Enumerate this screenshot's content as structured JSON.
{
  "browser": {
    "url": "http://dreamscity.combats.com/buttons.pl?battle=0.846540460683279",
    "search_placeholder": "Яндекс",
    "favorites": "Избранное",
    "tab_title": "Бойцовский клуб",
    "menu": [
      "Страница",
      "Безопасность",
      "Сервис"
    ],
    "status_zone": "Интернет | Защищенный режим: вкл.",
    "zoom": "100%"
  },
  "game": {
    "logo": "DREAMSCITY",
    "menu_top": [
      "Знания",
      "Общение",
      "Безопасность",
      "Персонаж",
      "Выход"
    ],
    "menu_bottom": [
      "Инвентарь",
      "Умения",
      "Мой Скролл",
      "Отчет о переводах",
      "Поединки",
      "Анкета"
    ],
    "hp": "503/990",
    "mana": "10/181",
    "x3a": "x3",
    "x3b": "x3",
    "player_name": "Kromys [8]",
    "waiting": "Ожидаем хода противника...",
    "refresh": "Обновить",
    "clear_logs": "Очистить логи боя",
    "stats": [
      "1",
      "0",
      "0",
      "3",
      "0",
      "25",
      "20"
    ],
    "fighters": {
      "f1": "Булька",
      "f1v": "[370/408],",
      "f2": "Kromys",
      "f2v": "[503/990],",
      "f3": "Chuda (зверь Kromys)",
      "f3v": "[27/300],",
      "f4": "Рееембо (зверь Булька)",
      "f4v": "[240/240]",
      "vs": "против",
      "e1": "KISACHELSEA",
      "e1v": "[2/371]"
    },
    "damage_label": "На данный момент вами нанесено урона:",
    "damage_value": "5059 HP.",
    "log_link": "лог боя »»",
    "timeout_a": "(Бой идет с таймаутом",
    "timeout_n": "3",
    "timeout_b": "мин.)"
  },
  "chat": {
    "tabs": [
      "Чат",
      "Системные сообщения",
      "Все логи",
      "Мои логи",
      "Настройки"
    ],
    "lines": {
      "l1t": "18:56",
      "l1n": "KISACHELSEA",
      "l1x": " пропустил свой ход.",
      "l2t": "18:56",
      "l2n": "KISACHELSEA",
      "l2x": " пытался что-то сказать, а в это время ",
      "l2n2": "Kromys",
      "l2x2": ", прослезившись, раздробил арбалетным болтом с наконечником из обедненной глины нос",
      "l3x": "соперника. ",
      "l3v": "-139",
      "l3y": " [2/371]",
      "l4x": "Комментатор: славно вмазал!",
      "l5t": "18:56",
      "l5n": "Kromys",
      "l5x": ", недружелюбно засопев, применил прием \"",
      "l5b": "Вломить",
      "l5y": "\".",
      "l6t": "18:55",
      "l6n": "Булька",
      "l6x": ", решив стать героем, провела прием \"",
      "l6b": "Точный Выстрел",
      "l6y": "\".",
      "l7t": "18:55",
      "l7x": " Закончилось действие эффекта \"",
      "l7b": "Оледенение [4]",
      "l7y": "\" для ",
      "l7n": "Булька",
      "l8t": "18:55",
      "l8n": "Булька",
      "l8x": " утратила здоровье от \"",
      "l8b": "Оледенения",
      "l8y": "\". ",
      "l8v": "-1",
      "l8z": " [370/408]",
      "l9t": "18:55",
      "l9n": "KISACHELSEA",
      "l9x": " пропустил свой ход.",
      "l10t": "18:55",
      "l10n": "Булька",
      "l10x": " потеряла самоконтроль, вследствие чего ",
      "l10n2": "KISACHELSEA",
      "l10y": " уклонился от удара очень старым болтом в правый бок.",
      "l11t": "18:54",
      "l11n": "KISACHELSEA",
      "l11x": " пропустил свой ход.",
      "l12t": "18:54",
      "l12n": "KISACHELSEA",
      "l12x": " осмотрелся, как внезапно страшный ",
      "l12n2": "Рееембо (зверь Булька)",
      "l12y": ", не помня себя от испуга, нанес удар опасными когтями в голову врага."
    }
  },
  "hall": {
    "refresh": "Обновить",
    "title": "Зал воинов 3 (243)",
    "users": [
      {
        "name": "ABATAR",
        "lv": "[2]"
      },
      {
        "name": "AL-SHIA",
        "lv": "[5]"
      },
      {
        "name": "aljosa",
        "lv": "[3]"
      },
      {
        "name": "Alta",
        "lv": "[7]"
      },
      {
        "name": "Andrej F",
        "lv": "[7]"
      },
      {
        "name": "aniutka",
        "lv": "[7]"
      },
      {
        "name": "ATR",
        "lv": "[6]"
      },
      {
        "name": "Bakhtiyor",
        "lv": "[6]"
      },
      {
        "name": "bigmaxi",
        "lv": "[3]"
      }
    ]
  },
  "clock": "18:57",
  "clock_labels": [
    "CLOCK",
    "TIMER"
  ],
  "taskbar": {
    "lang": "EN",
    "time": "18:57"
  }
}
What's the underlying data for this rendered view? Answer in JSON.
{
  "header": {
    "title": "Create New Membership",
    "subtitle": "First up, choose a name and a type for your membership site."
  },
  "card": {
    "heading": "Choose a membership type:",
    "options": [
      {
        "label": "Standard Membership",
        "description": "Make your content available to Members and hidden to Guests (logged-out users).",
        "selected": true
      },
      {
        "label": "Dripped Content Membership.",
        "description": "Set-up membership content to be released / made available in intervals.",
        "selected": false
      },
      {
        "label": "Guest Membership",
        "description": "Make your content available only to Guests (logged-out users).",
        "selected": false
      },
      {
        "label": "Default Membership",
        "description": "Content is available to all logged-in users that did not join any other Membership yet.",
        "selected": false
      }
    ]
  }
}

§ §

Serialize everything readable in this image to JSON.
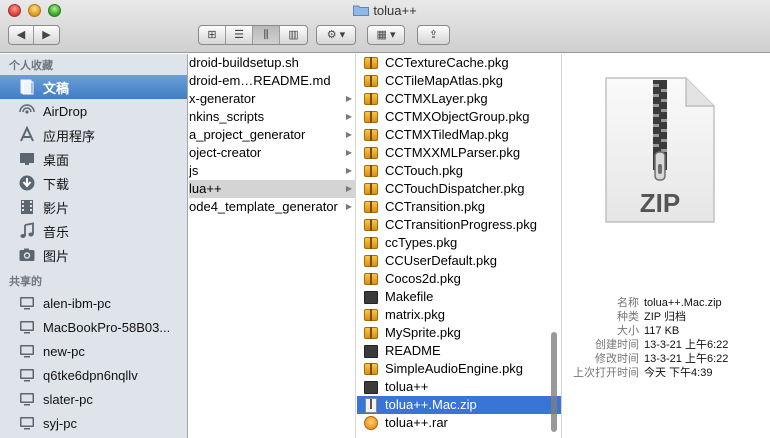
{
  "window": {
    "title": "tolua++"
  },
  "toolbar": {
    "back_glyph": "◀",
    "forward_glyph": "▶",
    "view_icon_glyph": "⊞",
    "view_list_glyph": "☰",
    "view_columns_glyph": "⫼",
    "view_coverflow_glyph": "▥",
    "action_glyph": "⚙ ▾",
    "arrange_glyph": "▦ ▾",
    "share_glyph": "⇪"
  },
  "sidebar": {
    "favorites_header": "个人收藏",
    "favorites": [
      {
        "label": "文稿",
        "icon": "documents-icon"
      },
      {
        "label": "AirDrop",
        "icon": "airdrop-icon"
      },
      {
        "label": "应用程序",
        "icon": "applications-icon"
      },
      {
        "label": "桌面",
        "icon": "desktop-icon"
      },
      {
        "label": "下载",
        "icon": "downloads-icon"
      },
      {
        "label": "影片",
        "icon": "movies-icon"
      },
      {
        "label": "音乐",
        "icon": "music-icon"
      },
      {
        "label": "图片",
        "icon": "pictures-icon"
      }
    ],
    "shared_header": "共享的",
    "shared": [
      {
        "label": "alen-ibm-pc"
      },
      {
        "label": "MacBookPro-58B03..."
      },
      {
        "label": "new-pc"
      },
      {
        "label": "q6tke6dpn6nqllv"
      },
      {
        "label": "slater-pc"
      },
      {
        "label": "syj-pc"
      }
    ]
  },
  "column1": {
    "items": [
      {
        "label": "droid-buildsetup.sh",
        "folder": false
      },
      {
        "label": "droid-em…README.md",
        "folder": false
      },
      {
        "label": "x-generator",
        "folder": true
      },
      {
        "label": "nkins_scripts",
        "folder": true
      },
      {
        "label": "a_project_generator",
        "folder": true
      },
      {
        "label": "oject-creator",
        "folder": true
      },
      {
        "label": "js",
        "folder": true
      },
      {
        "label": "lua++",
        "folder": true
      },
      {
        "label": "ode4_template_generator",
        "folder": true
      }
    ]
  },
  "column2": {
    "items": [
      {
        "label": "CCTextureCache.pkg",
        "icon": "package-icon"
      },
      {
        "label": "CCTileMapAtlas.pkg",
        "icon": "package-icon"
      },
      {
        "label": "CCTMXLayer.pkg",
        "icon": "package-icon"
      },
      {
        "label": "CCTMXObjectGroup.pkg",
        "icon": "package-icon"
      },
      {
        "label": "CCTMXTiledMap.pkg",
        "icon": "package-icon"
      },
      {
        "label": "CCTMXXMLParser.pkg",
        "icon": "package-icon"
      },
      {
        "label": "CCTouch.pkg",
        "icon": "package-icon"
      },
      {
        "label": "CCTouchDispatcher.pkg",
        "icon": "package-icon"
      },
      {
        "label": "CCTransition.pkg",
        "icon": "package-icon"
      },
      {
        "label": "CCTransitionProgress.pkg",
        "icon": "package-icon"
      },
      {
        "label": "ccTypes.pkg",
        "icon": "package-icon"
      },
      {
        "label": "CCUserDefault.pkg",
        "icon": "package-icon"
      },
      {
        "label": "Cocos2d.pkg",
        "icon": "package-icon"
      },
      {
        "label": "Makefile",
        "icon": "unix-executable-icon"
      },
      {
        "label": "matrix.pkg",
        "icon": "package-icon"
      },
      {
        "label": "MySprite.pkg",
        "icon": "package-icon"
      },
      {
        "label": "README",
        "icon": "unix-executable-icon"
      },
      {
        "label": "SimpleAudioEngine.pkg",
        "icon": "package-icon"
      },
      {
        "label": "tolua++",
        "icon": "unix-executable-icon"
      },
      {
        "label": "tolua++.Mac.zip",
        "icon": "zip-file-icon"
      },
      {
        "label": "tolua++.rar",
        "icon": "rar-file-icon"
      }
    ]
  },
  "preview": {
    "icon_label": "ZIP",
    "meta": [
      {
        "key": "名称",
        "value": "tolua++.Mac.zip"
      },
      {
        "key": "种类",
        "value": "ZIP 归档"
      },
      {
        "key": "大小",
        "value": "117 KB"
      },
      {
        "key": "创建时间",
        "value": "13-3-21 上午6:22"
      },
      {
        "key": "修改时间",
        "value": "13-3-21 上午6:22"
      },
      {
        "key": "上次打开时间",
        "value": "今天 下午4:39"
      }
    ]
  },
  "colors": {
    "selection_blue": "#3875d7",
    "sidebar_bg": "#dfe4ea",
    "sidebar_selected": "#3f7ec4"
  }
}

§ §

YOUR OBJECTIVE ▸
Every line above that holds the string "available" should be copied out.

TASK ANSWER ▸
        "description": "Make your content available to Members and hidden to Guests (logged-out users).",
        "description": "Set-up membership content to be released / made available in intervals.",
        "description": "Make your content available only to Guests (logged-out users).",
        "description": "Content is available to all logged-in users that did not join any other Membership yet.",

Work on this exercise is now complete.